We came from Scotland when my father was nine and his family ditched the old world a year after the end of the First World War and came to Australia, where I hope we have been good Australians. But we still have a soft spot for Scotland, look on it with real affection and want to see it succeed. Some people seem to think that if you are opposed to the referendum on Scotland leaving the United Kingdom, you are anti-Scottish, as if Scottish success depends on the break-up of the union. But they have it the wrong way round. Scotland’s future will be guaranteed if it remains part of the kingdom, but will not be so rosy if it leaves. It will lose those financial, industrial and cultural links with England that have been so mutually beneficial and it will also lose the standing that comes from being part of a great nation. I am Scotland’s biggest fan, but I hope and pray that the referendum will be defeated as it is not good for Scotland.
And as what happens in the UK effects us here, Tony Abbott was right to warn about the consequences of a breakup. He made a powerful point and it was a pity it was denigrated for no other reason than that he made it. His point was that the movement for splitting bits off countries and setting up break-away regimes and republics is promoted by those who want instability, turmoil and the continued friction of pursuing extremist nationalist and religious goals. Moderates are happy to work within established structures; extremists want to destroy them. Just look at the lunatics behind the Caliphate. Look at the zealots in Eastern Ukraine and their brutal way of solving a problem. Look at the festering crises of South Ossetia, Moldova and Georgia, all of which come from separatist movements. Look at the millions of people who have been displaced by these and similar adventures. Moreover, we have a real national interest in discouraging the breakup of countries; it can only give encouragement to similar movements in our region, which we have already seen in Bougainville, West Papua, Burma, the Philippines and elsewhere. If those disruptive movements are encouraged, it will bring instability and uncertainty to a region where what is needed above all is the stability and unity that bring economic progress.

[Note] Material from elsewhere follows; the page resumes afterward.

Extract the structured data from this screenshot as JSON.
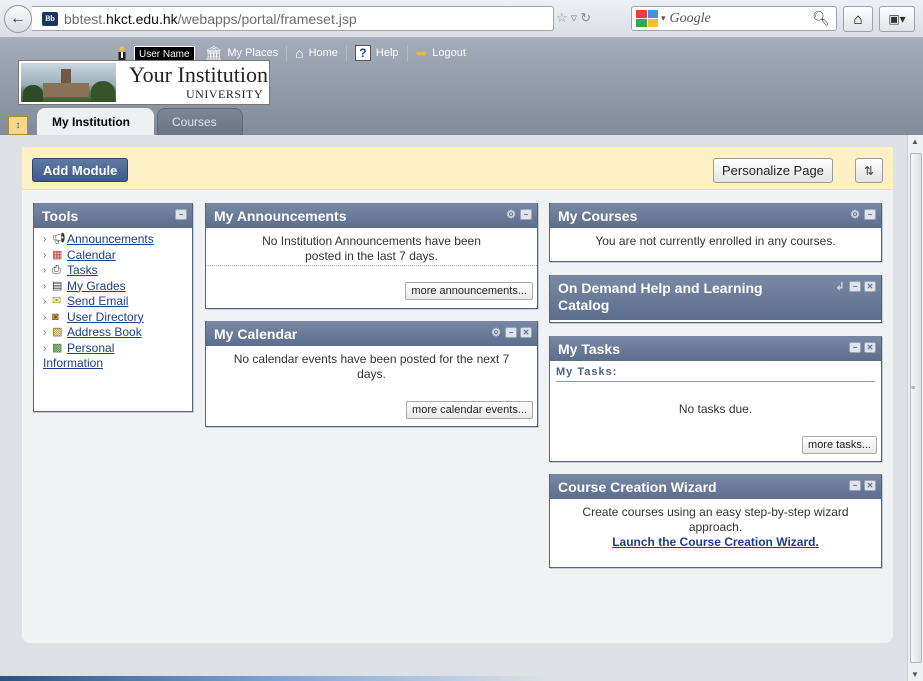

The other issue where people have the argument back to front is on the proposed new anti-terror laws. The view is developing that if you value civil liberties, you must oppose the new laws. It is a nonsense argument. I value civil liberties, but I also support the new anti-terrorism laws. I hate restrictions on civil liberties, have always opposed them and even think that when we restrict our rights, the terrorists win another notch or two. But the battle against terror is a greater fight, a fight against an alien doctrine that defines our very attitude to life; we worship life, but our opponents in this struggle worship death. Moreover, our opponents have no rules, no scruples and for them the individual- even the son you tutor in Advanced Beheading 101- has no civil rights and is nothing but a cog in an insane campaign to impose a doctrine by extreme violence. In this strange, new world, we need every weapon that modern technology can give us and some of them require compromises on how we have shaped our civil liberties in the past. That is the price for having a future where civil liberties will exist at all.
Alright, I know that our continuing harmony as a nation depends on making all ethnic groups feel valued members of society. But I can almost pinpoint the day when I realised that Muslims see themselves as different in fundamental ways. Practising in international arbitration, I need to know the arbitration law in other countries, so I was pleased to see that Baker & McKenzie had published a sort of tour d’horizon on exactly that subject. Here it was, all laid out, so that if you want to know if they have arbitration of commercial disputes in Kazakhstan or how you execute an award in Morocco if the defendant’s only asset is a ship in New York, I am your man and can run off reams of otherwise useless information to help you along the rocky road of arbitration. Anyway, imagine my surprise when I found this valuable publication had a bonus section on Sharia law, very useful to have up your sleeve if you are planning a bit of trade with the Caliphate of Syria and Iraq. There in all its glory was this astounding proposition: no slave or woman may be an arbitrator! No slave or woman? How do they get away with declaring that slavery can be supported by special rules, that a slave has no civil rights and that women are to be equated with that lowly species? And what is the responsible, moderate Islamic view on this issue?
You might think Julian Assange is to leave the cramped little Ecuadorian Embassy in London because of some great diplomatic breakthrough. But I have it from a source deep in Wikileaks that it is just that the long suffering embassy staff are sick and tired of how long he takes in the bathroom. That careful dishevelment of the hair and the struggling beard, the pummelling of the face to get the right degree of angst and the meticulous re-arrangement of the scarf all take time and lots of it. No wonder they want to get rid of him.
Got something to add? Join the discussion and comment below.
You might disagree with half of it, but you’ll enjoy reading all of it. Try your first 10 weeks for just $10